Subsea tie-backs will be leading development solution for North Sea oil and gas projects to 2023: GlobalData
Leading data and analytics company says more than half of all new fields in the region will be subsea.
The North Sea region spreading between the UK, Norway, Denmark and the Netherlands will see 63 oil and gas fields being brought to production between 2018 and 2023, of which 34 will be subsea tie-backs, says GlobalData, a data and analytics company.
The Gulf of Mexico (GoM) region shows a higher ratio of subsea tie-backs to total projects than the North Sea. There, a total of 30 projects are expected to come online until 2023, of which 23 are subsea tie-backs.
The North Sea however provides a higher average internal rate of return (IRR) - 45% - for subsea developments, compared to the average in the GoM, 32%, for the same development type. From the total estimated capital spending of $69bn for planned and announced projects in the North Sea, $14bn will be spent on subsea tie-back developments.
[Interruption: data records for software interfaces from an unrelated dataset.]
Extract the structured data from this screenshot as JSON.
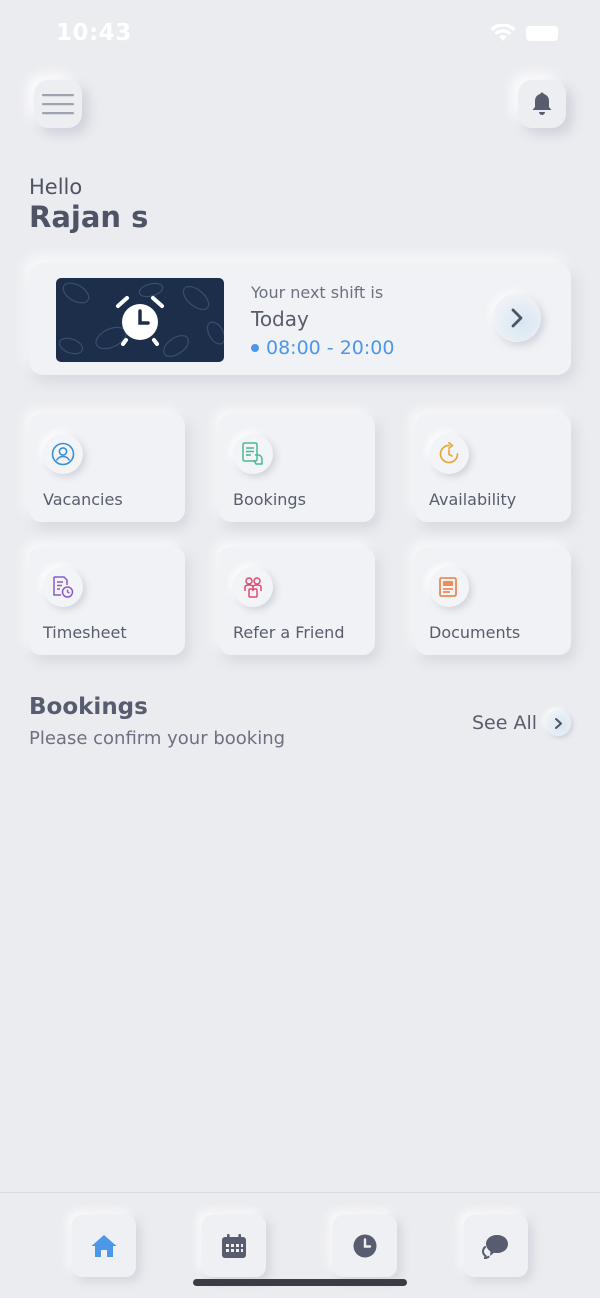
{
  "status_bar": {
    "time": "10:43"
  },
  "greeting": {
    "hello": "Hello",
    "name": "Rajan s"
  },
  "next_shift": {
    "label": "Your next shift is",
    "day": "Today",
    "time": "08:00 - 20:00"
  },
  "tiles": [
    {
      "label": "Vacancies",
      "icon": "user-circle-icon",
      "color": "#3a8fd6"
    },
    {
      "label": "Bookings",
      "icon": "booking-doc-icon",
      "color": "#4ab894"
    },
    {
      "label": "Availability",
      "icon": "clock-refresh-icon",
      "color": "#e8a83a"
    },
    {
      "label": "Timesheet",
      "icon": "timesheet-icon",
      "color": "#8a5cc7"
    },
    {
      "label": "Refer a Friend",
      "icon": "people-icon",
      "color": "#e04a6e"
    },
    {
      "label": "Documents",
      "icon": "documents-icon",
      "color": "#ef7a3a"
    }
  ],
  "bookings_section": {
    "title": "Bookings",
    "subtitle": "Please confirm your booking",
    "see_all": "See All"
  },
  "colors": {
    "accent": "#4c97e8",
    "background": "#ebecf0",
    "text": "#575d6e"
  }
}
Luis Pereira, oil and gas analyst at GlobalData, comments: “Tie-back developments become ideal solutions for operators looking to maintain the short to medium term production outlook, providing a quicker return-to-investment when compared to larger stand-alone developments. Average payback time is less than six years, the shortest time for all development type solutions.”
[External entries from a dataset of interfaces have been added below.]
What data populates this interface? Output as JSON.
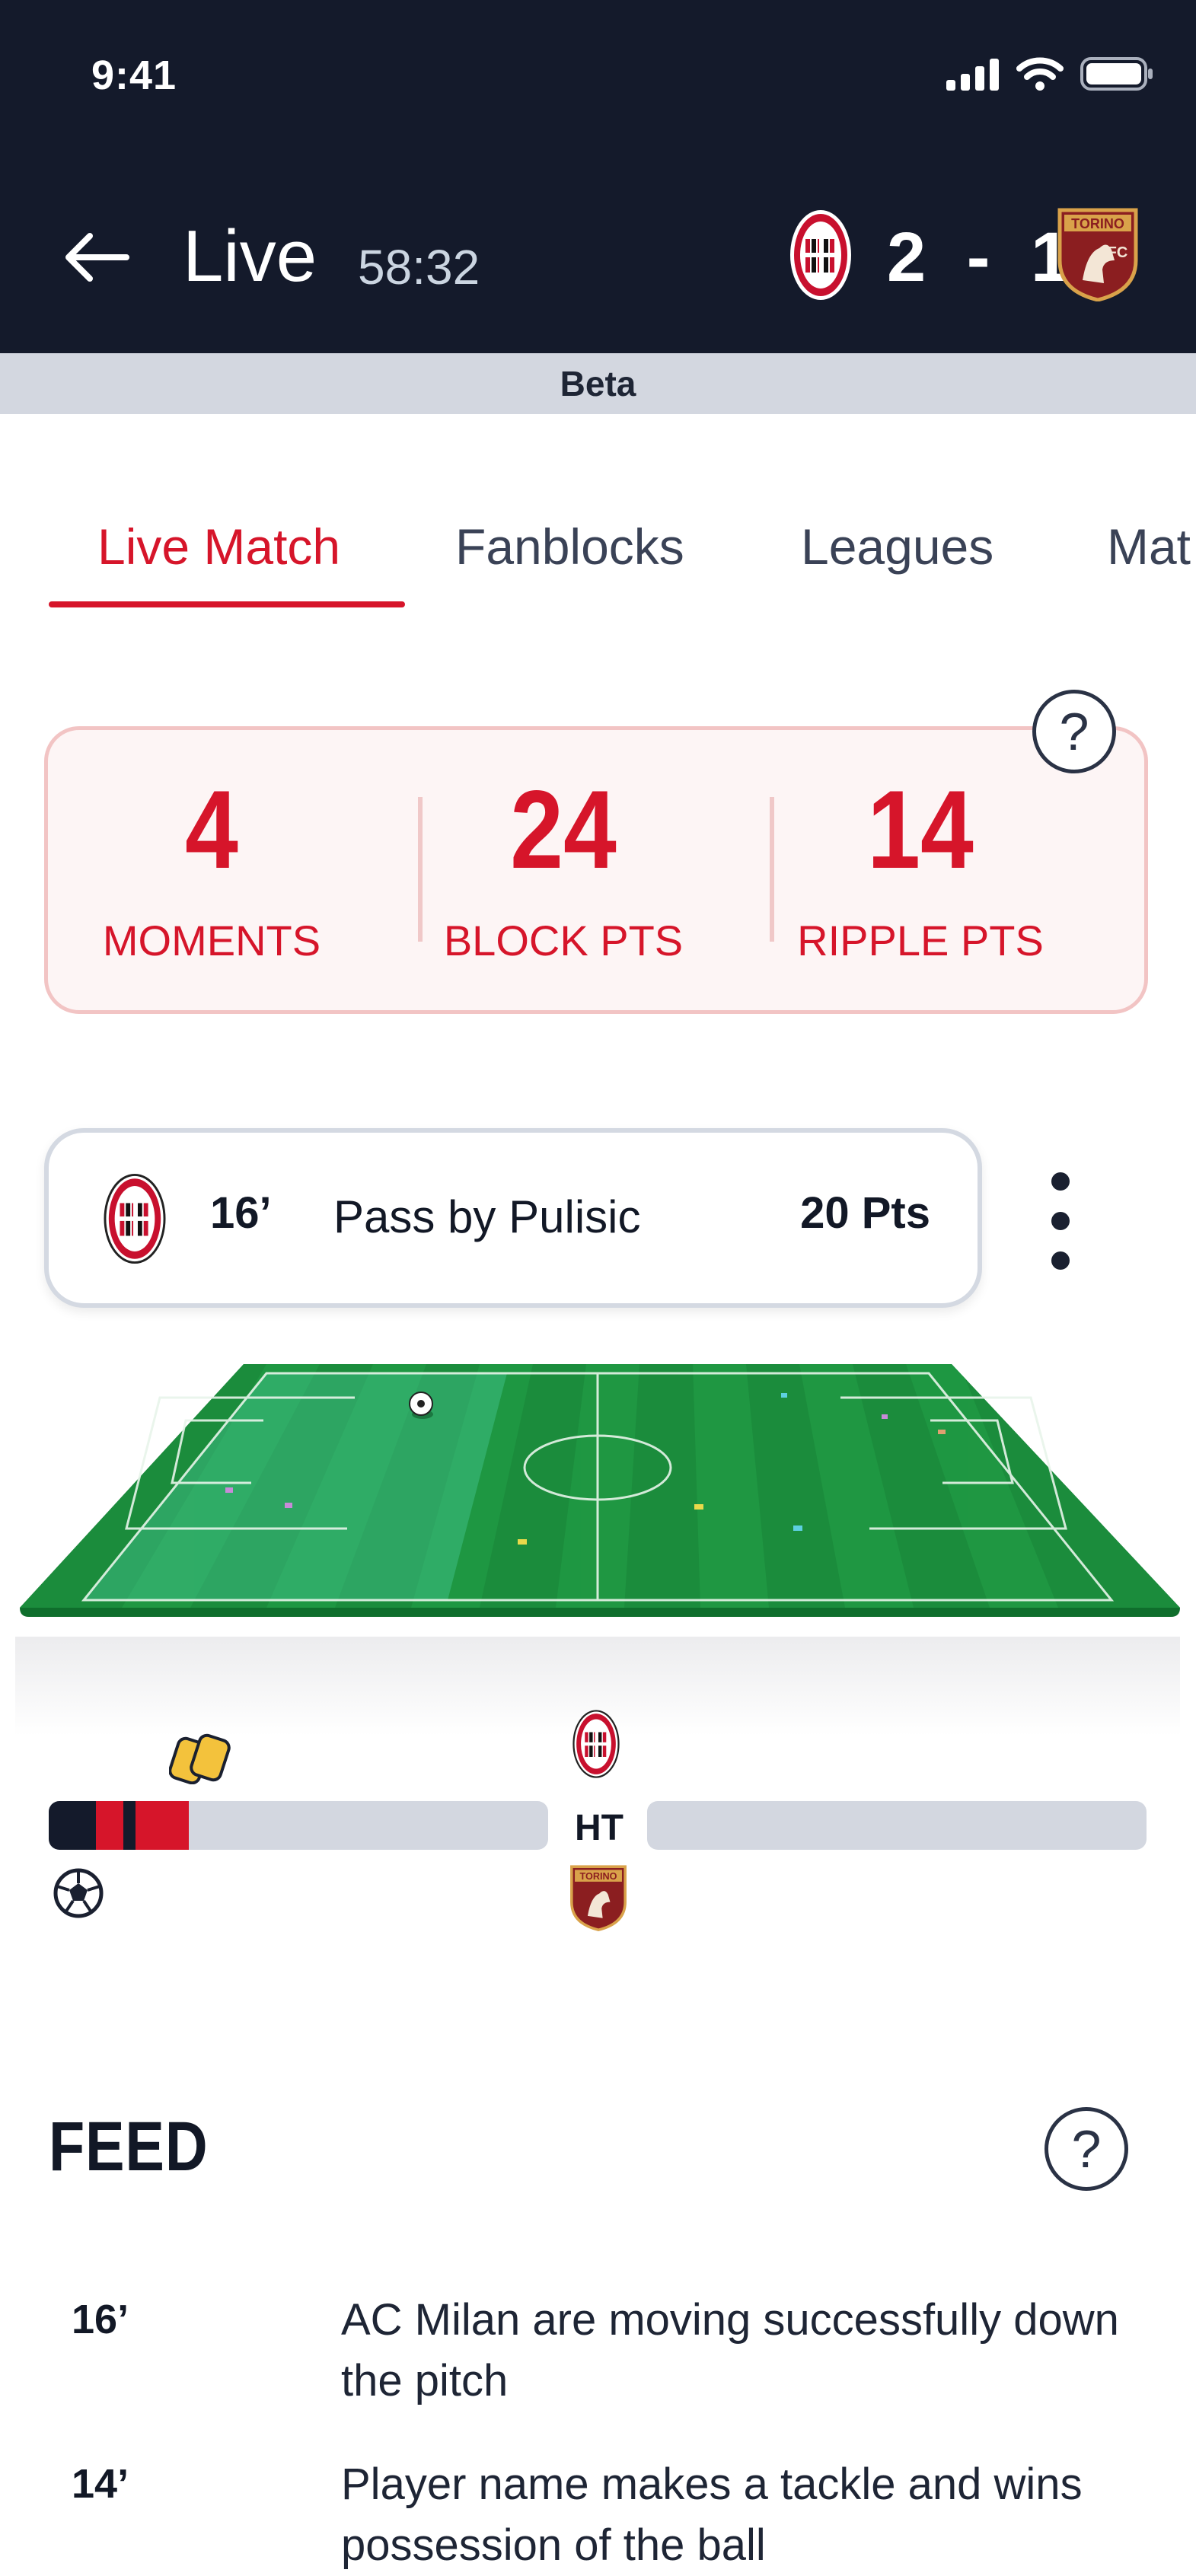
{
  "status_bar": {
    "time": "9:41"
  },
  "header": {
    "title": "Live",
    "clock": "58:32",
    "home_team": "AC Milan",
    "away_team": "Torino",
    "score_home": "2",
    "score_separator": "-",
    "score_away": "1",
    "beta_label": "Beta"
  },
  "tabs": [
    {
      "label": "Live Match",
      "active": true
    },
    {
      "label": "Fanblocks",
      "active": false
    },
    {
      "label": "Leagues",
      "active": false
    },
    {
      "label": "Mat",
      "active": false
    }
  ],
  "stats": {
    "moments": {
      "value": "4",
      "label": "MOMENTS"
    },
    "block_pts": {
      "value": "24",
      "label": "BLOCK PTS"
    },
    "ripple_pts": {
      "value": "14",
      "label": "RIPPLE PTS"
    },
    "help_icon": "question-icon"
  },
  "moment": {
    "minute": "16’",
    "description": "Pass by Pulisic",
    "points": "20 Pts",
    "crest": "ac-milan-crest"
  },
  "momentum": {
    "ht_label": "HT",
    "first_half_fill": 0.28,
    "second_half_fill": 0.0,
    "card_icon": "yellow-cards-icon",
    "goal_icon": "soccer-ball-icon"
  },
  "feed": {
    "title": "FEED",
    "items": [
      {
        "minute": "16’",
        "text": "AC Milan are moving successfully down the pitch"
      },
      {
        "minute": "14’",
        "text": "Player name makes a tackle and wins possession of the ball"
      }
    ]
  },
  "colors": {
    "accent": "#d6152a",
    "header_bg": "#141a2b",
    "beta_bg": "#d3d7e0",
    "pitch_green": "#1f8a3a"
  }
}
By 2023 planned and announced fields in the North Sea are expected to contribute with 1.6mn barrels of oil equivalent per day of which 500,000 are expected to come from subsea tie-back projects. The subsea tie-back development option shows an average development net present value per barrel of oil equivalent of nearly $6 and an average IRR of 45%.
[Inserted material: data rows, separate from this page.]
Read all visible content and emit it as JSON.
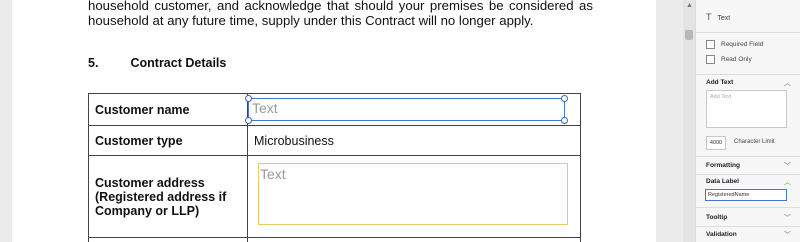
{
  "document": {
    "paragraph": "household customer, and acknowledge that should your premises be considered as household at any future time, supply under this Contract will no longer apply.",
    "section": {
      "number": "5.",
      "title": "Contract Details"
    },
    "rows": [
      {
        "label": "Customer name",
        "field_placeholder": "Text"
      },
      {
        "label": "Customer type",
        "value": "Microbusiness"
      },
      {
        "label": "Customer address (Registered address if Company or LLP)",
        "field_placeholder": "Text"
      }
    ]
  },
  "panel": {
    "field_type": "Text",
    "required_label": "Required Field",
    "readonly_label": "Read Only",
    "add_text": {
      "title": "Add Text",
      "placeholder": "Add Text",
      "char_limit_value": "4000",
      "char_limit_label": "Character Limit"
    },
    "formatting_title": "Formatting",
    "data_label": {
      "title": "Data Label",
      "value": "RegisteredName"
    },
    "tooltip_title": "Tooltip",
    "validation_title": "Validation"
  },
  "colors": {
    "selected_field_border": "#4a78c8",
    "field_border": "#e8c66a"
  }
}
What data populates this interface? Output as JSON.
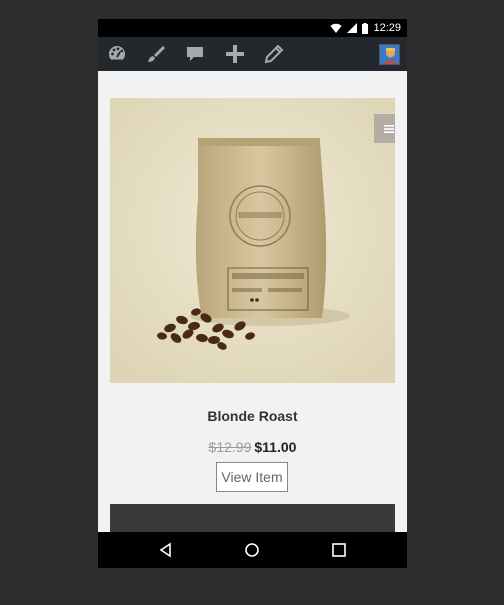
{
  "status_bar": {
    "time": "12:29"
  },
  "admin_bar": {
    "icons": [
      "dashboard-icon",
      "customize-brush-icon",
      "comments-icon",
      "new-content-plus-icon",
      "edit-pencil-icon"
    ],
    "avatar": "user-avatar"
  },
  "product": {
    "image": "coffee-bag-with-beans",
    "menu_icon": "hamburger-menu-icon",
    "title": "Blonde Roast",
    "old_price": "$12.99",
    "price": "$11.00",
    "view_button": "View Item"
  },
  "nav_bar": {
    "buttons": [
      "back-icon",
      "home-icon",
      "recent-apps-icon"
    ]
  }
}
Pereira continues: “The rise of the number of subsea tie-backs projects in the North Sea is perhaps also due to the few large discoveries been made in the region, as is also the trend in the US GoM. These types of developments become an attractive solution for operators looking to fill the mid-term production outlook gaps with lower capital risks.”